With the economic downturn still looming, there are three key things that continue to occupy the minds of technology leaders: maintaining competitive advantage, ensuring operational efficiency and attracting top technology talent. Many digital natives excel in these areas, thanks to being unrestrained by technology debt and outdated legacy systems, but for those trying to innovate while working within the confines of older - but mission-critical - technology systems, a lot can be learned from operators who take a more agile approach.
Through the adoption of a technology-first mindset, even companies with significant legacy can implement strategies to innovate and accelerate change, which is essential to operational efficiency and attracting and retaining the industry’s best technology talent.
Implementing a DevOps approach
DevOps is a methodology used by teams to integrate and automate IT operations and software development. At its core, it enables technology teams to move with speed and velocity, with companies of all sizes able to continuously build and deploy great software. Behind every strong DevOps initiative is a clear and consistent observability strategy that ensures performance data is added to the Integrated Development Environment (IDE) from the start of code creation.
This enables performance and reliability to sit at the heart of the functional requirements of code, and the entire engineering supply chain can be forged on a foundation of simple collaboration across the whole lifecycle. The fine-tuning of code throughout the development process means that once it hits production, any problems have generally been rectified through earlier testing. This ‘shift left’ approach enables developers to catch defects much earlier and reduces the costs associated with fixing bugs at the end of code development. By adopting a DevOps approach, enterprises that struggle with release velocity will be able to tap into the agility that digital natives are known for, resulting in faster and more frequent deployments.
Creating space for developer innovation
The core difference between businesses with legacy and technology-driven enterprises is that software sits at the heart of digital natives. Just take Uber, for example. They don’t view themselves as a transport company; they are a digital platform where software is the business.
But when it comes to organisations in traditional industries such as banking, retail and telecommunications, many are struggling to attract, hire and retain top talent because the focus on technology isn’t front and centre.

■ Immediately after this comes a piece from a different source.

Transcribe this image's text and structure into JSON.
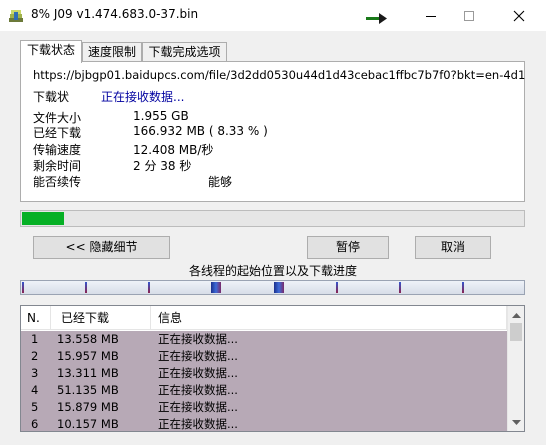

Instead of creating the latest bit of tech, many developers are finding themselves scrambling to fix an outage that has been reported by multiple customer complaints to call centres. This is not only damaging to customer loyalty, but it’s also the kind of thing that stifles developer innovation. By creating space for developers to innovate and take risks, they are able to flex their creativity, remain engaged, and create meaningful software that they are proud of.
Rolling out new projects at speed
In years gone by, it would take six months of analysis, six months of socialising and two years to deploy a large-scale technology initiative. Today, it’s almost impossible to standardise technology projects in this way because of the speed of innovation and change across the sector. Moreover, such a drawn-out process would result in technology dating before it had even been implemented and a new wave of technology emerging that simply couldn’t be capitalised on.
The same can be said for investment strategies. While bigger businesses tend to implement ten-year plans for most of their technology projects, this is a foreign concept for digital natives whose businesses are often younger than those timelines. They look to develop investment strategies for the next 12 to 18 months and, because of this, have the ability to become nimble. Larger companies can adopt a similar approach by breaking down big projects into more manageable parts and accelerating innovation in one area of the business at a time.
While creating technological change can feel overwhelming for companies with a lot of tech legacy, much can be learned from digital natives and even pockets of digital excellence within traditional businesses. I am regularly impressed to see digital teams within highly regulated banks, telcos and government agencies navigate the complexity of legacy and embracing the benefits of DevOps, agile and cloud whilst still working within their legacy environments to deliver outstanding customer and developer experiences.
Through the rollout of a sound observability strategy that is supported by DevOps, companies of any size will be able to shift left and attract a stronger pool of technology talent to drive innovation now and into the future.